Extracted material below:

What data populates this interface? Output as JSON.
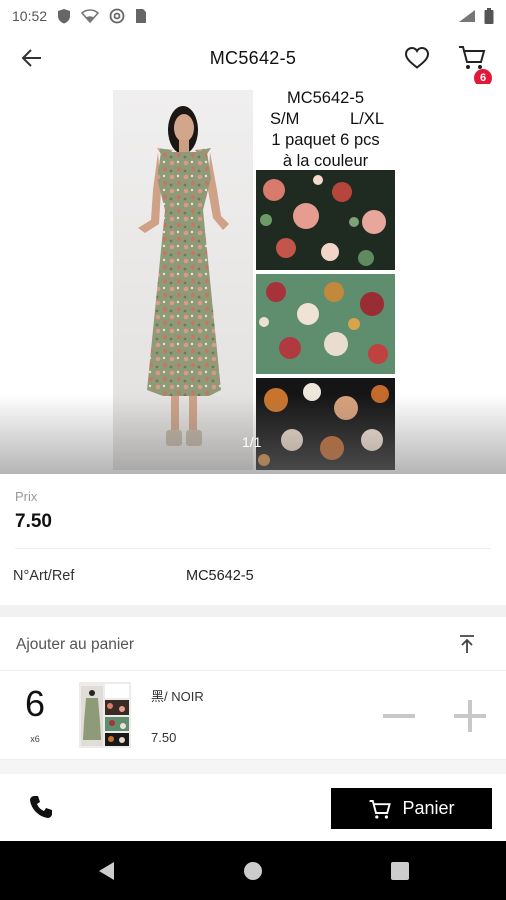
{
  "status_bar": {
    "time": "10:52",
    "icons": [
      "shield-icon",
      "wifi-icon",
      "at-sign-icon",
      "sim-card-icon"
    ],
    "right_icons": [
      "signal-icon",
      "battery-icon"
    ]
  },
  "app_bar": {
    "title": "MC5642-5",
    "back_icon": "arrow-left-icon",
    "favorite_icon": "heart-icon",
    "cart_icon": "cart-icon",
    "cart_badge": "6"
  },
  "product_image": {
    "caption": {
      "line1": "MC5642-5",
      "size1": "S/M",
      "size2": "L/XL",
      "line3": "1 paquet 6 pcs",
      "line4": "à la couleur"
    },
    "counter": "1/1"
  },
  "price": {
    "label": "Prix",
    "value": "7.50"
  },
  "reference": {
    "label": "N°Art/Ref",
    "value": "MC5642-5"
  },
  "add_to_cart": {
    "title": "Ajouter au panier",
    "collapse_icon": "collapse-up-icon",
    "item": {
      "quantity": "6",
      "multiplier": "x6",
      "color": "黑/ NOIR",
      "price": "7.50",
      "minus_icon": "minus-icon",
      "plus_icon": "plus-icon"
    }
  },
  "bottom_bar": {
    "phone_icon": "phone-icon",
    "panier_label": "Panier"
  },
  "nav_bar": {
    "icons": [
      "back-triangle-icon",
      "home-circle-icon",
      "recents-square-icon"
    ]
  },
  "colors": {
    "badge": "#e2173a",
    "button": "#000000",
    "divider": "#eeeeee",
    "muted_text": "#999999"
  }
}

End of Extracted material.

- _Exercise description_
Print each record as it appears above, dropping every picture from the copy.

- _Task output_
What data populates this interface? Output as JSON.
{
  "status_bar": {
    "time": "10:52",
    "icons": [
      "shield-icon",
      "wifi-icon",
      "at-sign-icon",
      "sim-card-icon"
    ],
    "right_icons": [
      "signal-icon",
      "battery-icon"
    ]
  },
  "app_bar": {
    "title": "MC5642-5",
    "back_icon": "arrow-left-icon",
    "favorite_icon": "heart-icon",
    "cart_icon": "cart-icon",
    "cart_badge": "6"
  },
  "product_image": {
    "caption": {
      "line1": "MC5642-5",
      "size1": "S/M",
      "size2": "L/XL",
      "line3": "1 paquet 6 pcs",
      "line4": "à la couleur"
    },
    "counter": "1/1"
  },
  "price": {
    "label": "Prix",
    "value": "7.50"
  },
  "reference": {
    "label": "N°Art/Ref",
    "value": "MC5642-5"
  },
  "add_to_cart": {
    "title": "Ajouter au panier",
    "collapse_icon": "collapse-up-icon",
    "item": {
      "quantity": "6",
      "multiplier": "x6",
      "color": "黑/ NOIR",
      "price": "7.50",
      "minus_icon": "minus-icon",
      "plus_icon": "plus-icon"
    }
  },
  "bottom_bar": {
    "phone_icon": "phone-icon",
    "panier_label": "Panier"
  },
  "nav_bar": {
    "icons": [
      "back-triangle-icon",
      "home-circle-icon",
      "recents-square-icon"
    ]
  },
  "colors": {
    "badge": "#e2173a",
    "button": "#000000",
    "divider": "#eeeeee",
    "muted_text": "#999999"
  }
}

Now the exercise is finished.